• Qiagen NV, of Venlo, the Netherlands, said its offer to exchange cash and stock for all outstanding shares of Digene Corp., of Gaithersburg, Md., expired as scheduled Friday. All conditions of the exchange offer have either been satisfied or waived, and Qiagen intends to accept all tendered shares. Preliminary tabulations indicated that the number of shares tendered constituted well in excess of 90 percent of the outstanding stock. Accordingly, Qiagen intends to complete its acquisition of Digene by merger without the approval of the Digene stockholders, promptly after its acceptance of the shares. Pro-ration calculations will be announced when completed, and payment for the Digene shares will be made as soon as practicable. In other news, Qiagen entered an agreement with the Joint Center for Structural Genomics to provide protein crystallographers with a new set of crystallization screens that have been assembled from analysis of hundreds of thousands of crystallization experiments. Financial terms were not disclosed.

• Rosetta Genomics Ltd., of Rehovot, Israel, expanded its Israeli research facility. The company is adding new laboratories to meet research and development needs for its microRNA-based diagnostic programs. The company said it expects to grow to about 70 employees by the end of the year.

• Solagran Ltd., of Sydney, Australia, has been notified by the Russian Ministry of Heath that the pharmaceutical registration of both Bioeffective and the associated medicine Ropren has been finalized. Ropren is a natural hepatoprotector, which will be used to treat chronic liver disease, including hepatitis and cirrhosis. The company said it next will pursue approval in the European Union.

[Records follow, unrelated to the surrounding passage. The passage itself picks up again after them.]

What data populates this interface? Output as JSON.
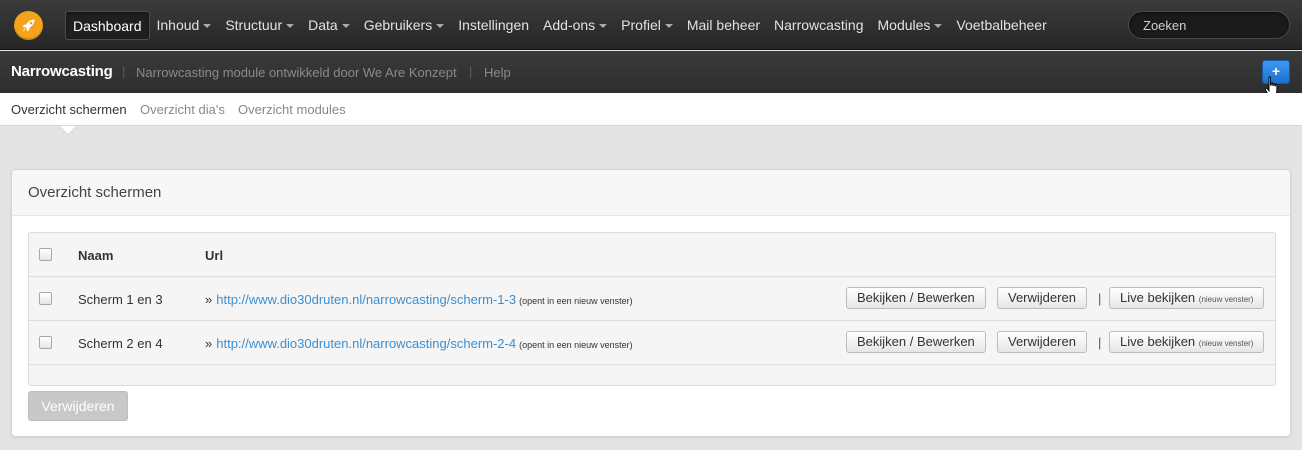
{
  "topnav": {
    "items": [
      {
        "label": "Dashboard",
        "dropdown": false,
        "active": true
      },
      {
        "label": "Inhoud",
        "dropdown": true
      },
      {
        "label": "Structuur",
        "dropdown": true
      },
      {
        "label": "Data",
        "dropdown": true
      },
      {
        "label": "Gebruikers",
        "dropdown": true
      },
      {
        "label": "Instellingen",
        "dropdown": false
      },
      {
        "label": "Add-ons",
        "dropdown": true
      },
      {
        "label": "Profiel",
        "dropdown": true
      },
      {
        "label": "Mail beheer",
        "dropdown": false
      },
      {
        "label": "Narrowcasting",
        "dropdown": false
      },
      {
        "label": "Modules",
        "dropdown": true
      },
      {
        "label": "Voetbalbeheer",
        "dropdown": false
      }
    ],
    "search_placeholder": "Zoeken",
    "logo_icon": "rocket-icon",
    "logo_color": "#f5a31a"
  },
  "subheader": {
    "title": "Narrowcasting",
    "description": "Narrowcasting module ontwikkeld door We Are Konzept",
    "help": "Help",
    "add_label": "+",
    "add_color": "#2b84e0"
  },
  "tabs": [
    {
      "label": "Overzicht schermen",
      "active": true
    },
    {
      "label": "Overzicht dia's",
      "active": false
    },
    {
      "label": "Overzicht modules",
      "active": false
    }
  ],
  "panel": {
    "title": "Overzicht schermen",
    "columns": {
      "name": "Naam",
      "url": "Url"
    },
    "rows": [
      {
        "name": "Scherm 1 en 3",
        "url": "http://www.dio30druten.nl/narrowcasting/scherm-1-3",
        "url_note": "(opent in een nieuw venster)",
        "edit": "Bekijken / Bewerken",
        "delete": "Verwijderen",
        "live": "Live bekijken",
        "live_note": "(nieuw venster)"
      },
      {
        "name": "Scherm 2 en 4",
        "url": "http://www.dio30druten.nl/narrowcasting/scherm-2-4",
        "url_note": "(opent in een nieuw venster)",
        "edit": "Bekijken / Bewerken",
        "delete": "Verwijderen",
        "live": "Live bekijken",
        "live_note": "(nieuw venster)"
      }
    ],
    "bulk_delete": "Verwijderen",
    "link_color": "#3a8fd1"
  }
}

• ValiRx plc, of London, has signed a memorandum of understanding with Brussels, Belgium-based BIO.Be for a joint venture to develop and commercialize products in the epigenomics sector. Under the terms of the agreement, ValiBIO SA, an oncology diagnostics company, is being created and located in Gosselies, Belgium. ValiRx will invest cash and equity in return for a 77 percent share of the equity of ValiBio. Also, the joint venture company will be financed by partly repayable government grants and loans. ValiRx said ValiBio will use the funds to build a team and laboratory facilities, and to develop HyperGenomics-based cancer diagnostic products. Financial details were not disclosed.

• Vastox plc, of Oxford, UK, changed its name to Summit Corp. plc to reflect the growth and development of its drug pipeline and its core technology capabilities. The name change was approved by shareholders last week.

• Xceleron plc, of York, UK, said it signed the lease on a facility in Germantown, Md., to house an accelerator mass spectrometer and associated facilities for analyzing Phase 0 clinical trials. The company's technology makes it possible to measure the absorption, distribution, metabolism and excretion of drugs administered to humans in microdose quantities, down to monitoring the fate of a single molecule. Studies have consistently shown data linearity between Phase 0 microdosing and traditional Phase I pharmacokinetic studies.